A key to understanding the dairy futures and options market is to understand what is driving prices and realizing futures are not the price discovery mechanism. Having said that, one needs to understand that technical analysis is not very effective in trading dairy markets. There may be some short-term influence derived from a support or resistance level, but not long-term direction. After all, buyers or sellers of the physical commodity will not buy or sell according to what a technical study may show on a daily chart. Buyers and sellers will do business based on orders, supplies, anticipated demand, and necessity. They may purchase ahead of higher demand periods in order to increase ownership. They will purchase as orders are placed by retail for upcoming holidays. They will purchase to rebuild aging programs and build inventory. Sellers will sell to reduce heavy supply, or other reasons necessitating the movement of product. They will not buy or sell based on a technical point on a futures chart.

Once this concept is understood, it is a very viable market trade and one that is necessary for those in the dairy industry to use to protect prices and income. It is a market that can be taken advantage of as a speculator looking to diversify a portfolio. It is a market that provides many opportunities for trading. I have traded this market for 21 years and have little difficulty in establishing or offsetting trades. The key is to understand how this market works and what makes it work.

DISCLAIMER: This article expresses my own ideas and opinions. Any information I have shared are from sources that I believe to be reliable and accurate. I did not receive any financial compensation in writing this post, nor do I own any shares in any company I’ve mentioned. I encourage any reader to do their own diligent research first before making any investment decisions.

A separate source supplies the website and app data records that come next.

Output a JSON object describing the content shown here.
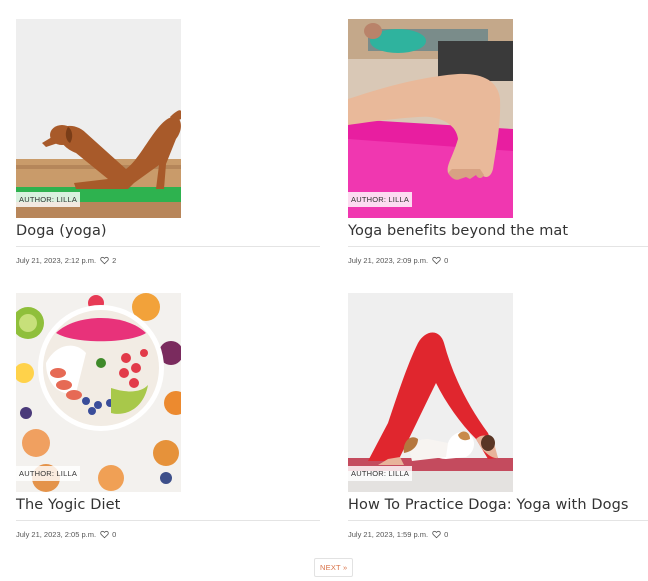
{
  "posts": [
    {
      "title": "Doga (yoga)",
      "author": "AUTHOR: LILLA",
      "date": "July 21, 2023, 2:12 p.m.",
      "likes": "2"
    },
    {
      "title": "Yoga benefits beyond the mat",
      "author": "AUTHOR: LILLA",
      "date": "July 21, 2023, 2:09 p.m.",
      "likes": "0"
    },
    {
      "title": "The Yogic Diet",
      "author": "AUTHOR: LILLA",
      "date": "July 21, 2023, 2:05 p.m.",
      "likes": "0"
    },
    {
      "title": "How To Practice Doga: Yoga with Dogs",
      "author": "AUTHOR: LILLA",
      "date": "July 21, 2023, 1:59 p.m.",
      "likes": "0"
    }
  ],
  "icons": {
    "like": "heart-icon"
  },
  "colors": {
    "accent": "#d9744a",
    "text": "#333333",
    "rule": "#e4e4e4"
  },
  "pagination": {
    "next_label": "NEXT »"
  }
}
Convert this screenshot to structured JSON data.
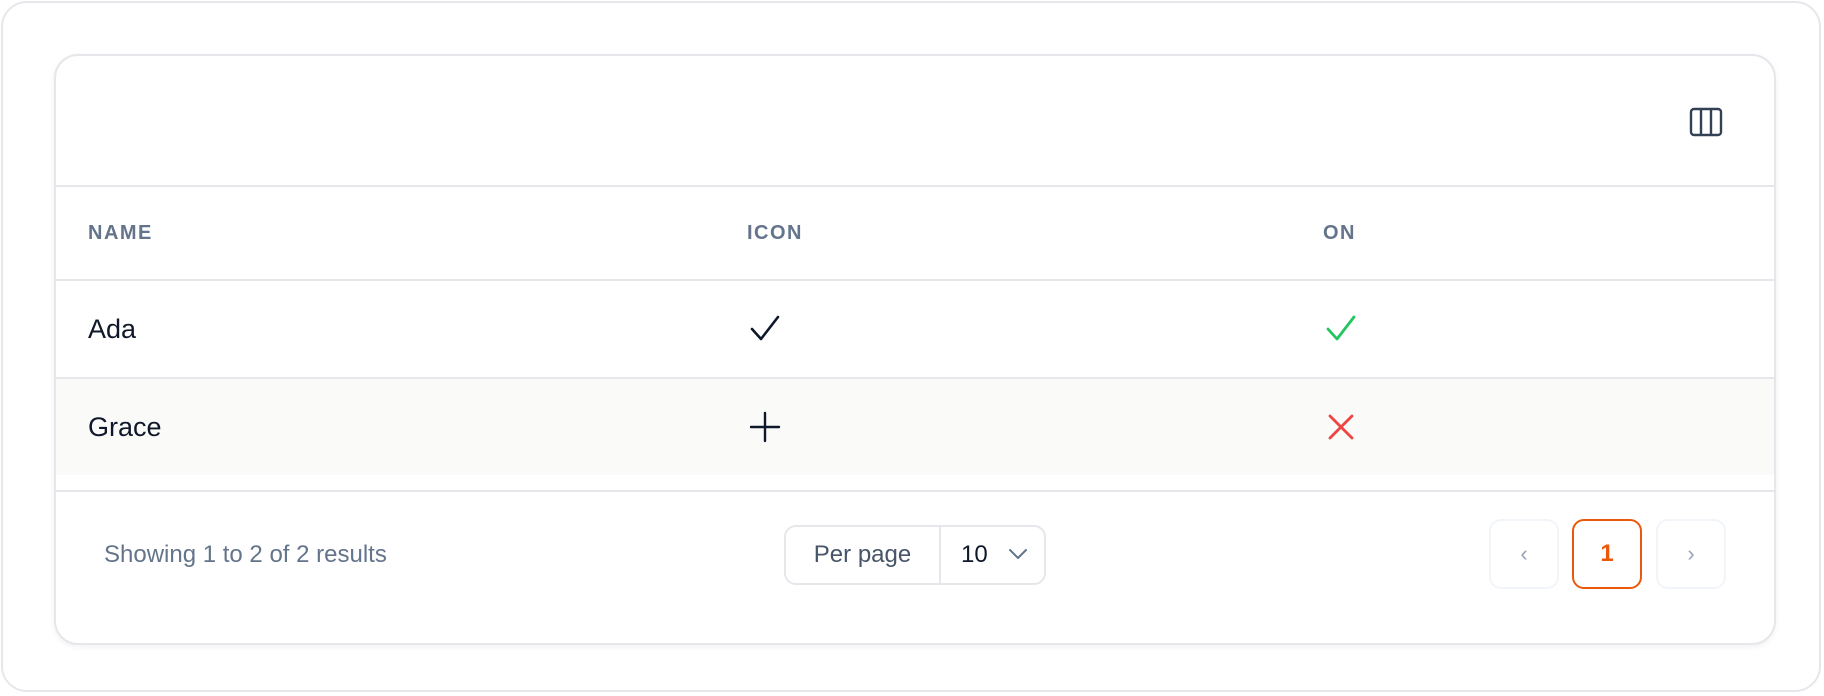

Robin Schmahl was born and raised on a dairy farm in Elkhart Lake, Wisconsin. After graduating from high school, he attended college to study music. Robin then returned to the fourth-generation family farm in 1980 to work in partnership with his father before taking over the dairy farming operation. Robin joined Allendale, Inc. in 1996 as a commodity broker. In 1998, he became the manager of the branch office located in Elkhart Lake, Wisconsin. In 2001, Robin worked with DTN Ag1 and developed a dairy marketing program. Then in 2002, his office changed its status to become an IB (Introducing Broker), known as AgDairy LLC, a full-service commodity brokerage firm providing hedging and marketing programs for grain and dairy, as well as trading in all commodities. Robin’s market knowledge, analysis and practical experience makes him a natural and frequent speaker throughout the United States. Robin is a Dairy Analyst for Telvent DTN writing dairy commentary twice daily for the company. He also writes a bi-weekly column on the U.S. dairy industry for the international publication “Dairy Industry Newsletter” and “Milk Profit Brief” found on as well the weekly dairy market wrap-up for AgWeb radio. Robin is a consultant for the Gehrson Lehrman Group on various agricultural topics. He has written articles, does radio commentary and been quoted in various publications as well as continuing his brokerage responsibilities. Robin has his office on the active family farm. To contact Robin email him at: or call 877-256-3253.